Seamlessly melding vastly different cuisines was only half the battle. The other half – creating awareness throughout the city – was the greater challenge. In her first year of business, Russell made about $2,000.
“But I was consistent and persistent, always. Even if I didn’t get customers one day, I was still working in the kitchen. Then, when lots of customers showed up the next day, I was ready. ” Russell explained. “And, I knew that if I promoted myself, people would come to me. Eventually, they got to me. People all around the world have made it a bucket-list item when they come to New York.”
For those that can’t come, or are left wanting more after their trip, Russell sells her freshly-baked frozen pies online. That’s mostly uncharted territory for independent shops. For Russell, those sales represent a giant share of her ever-growing pie.
Russell also differentiated herself from other restaurants of the time with a focus on customer retention. Before her Instagram took off, and even before she teamed up with Slice, Russell cultivated a massive phone list. If she had a calamari special on the menu, she texted her customers to let them know, and they hurried over to get it.

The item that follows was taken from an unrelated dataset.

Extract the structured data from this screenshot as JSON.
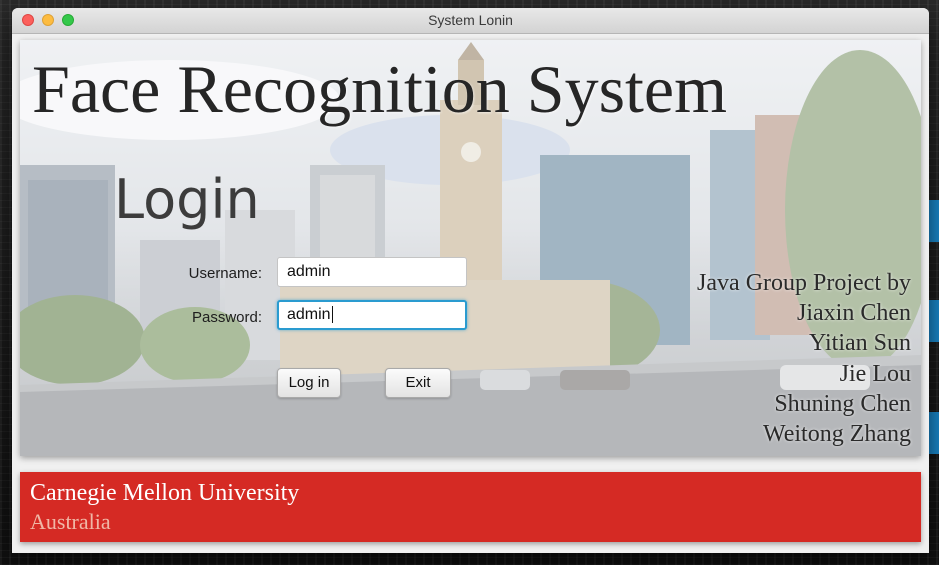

No one could have anticipated the rise of The Last Dragon and even Russell isn’t sure how the business might evolve. She might bring her frozen pizzas to grocery stores across the country. She might open a more traditional outpost with seating. The only thing she knows for certain is that she’ll never stop making pizza or fighting to blaze the trail for other immensely talented female chefs looking to break into the industry.

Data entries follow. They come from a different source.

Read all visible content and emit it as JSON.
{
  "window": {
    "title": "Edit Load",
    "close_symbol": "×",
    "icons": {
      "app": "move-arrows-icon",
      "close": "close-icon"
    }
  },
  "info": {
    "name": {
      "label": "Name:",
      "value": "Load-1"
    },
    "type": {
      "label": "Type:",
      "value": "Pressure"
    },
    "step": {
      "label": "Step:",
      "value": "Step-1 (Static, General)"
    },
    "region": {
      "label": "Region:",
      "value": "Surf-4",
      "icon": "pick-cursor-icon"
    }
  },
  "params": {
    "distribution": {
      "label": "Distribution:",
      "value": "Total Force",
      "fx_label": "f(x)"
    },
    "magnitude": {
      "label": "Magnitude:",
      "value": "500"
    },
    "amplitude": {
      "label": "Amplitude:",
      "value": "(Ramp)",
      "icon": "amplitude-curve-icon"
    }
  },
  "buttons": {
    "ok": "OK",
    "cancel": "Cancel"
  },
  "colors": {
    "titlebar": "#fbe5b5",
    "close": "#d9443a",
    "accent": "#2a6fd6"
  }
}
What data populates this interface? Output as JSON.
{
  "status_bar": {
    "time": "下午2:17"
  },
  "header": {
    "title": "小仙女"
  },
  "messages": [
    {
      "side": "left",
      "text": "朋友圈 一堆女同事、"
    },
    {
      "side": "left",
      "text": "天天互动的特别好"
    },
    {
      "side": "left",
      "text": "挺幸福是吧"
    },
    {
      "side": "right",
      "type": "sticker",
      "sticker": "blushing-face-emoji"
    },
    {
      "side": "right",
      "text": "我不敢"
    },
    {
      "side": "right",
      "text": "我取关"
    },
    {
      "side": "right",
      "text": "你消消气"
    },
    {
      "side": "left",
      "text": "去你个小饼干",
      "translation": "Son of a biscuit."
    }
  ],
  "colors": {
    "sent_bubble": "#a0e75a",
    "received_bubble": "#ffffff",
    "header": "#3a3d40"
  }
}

“A lot of people look at me and say, ‘Oh, she doesn’t have a brick-and-mortar,’ but I’m a walking full-on business model,” said Russell. “If you take the craft seriously, and you’re ready to push it to a new level with experimentation and creativity, then this is an opportune time for other women makers.”
“Step out on stage, grab the industry, and help us shape it as we see fit.”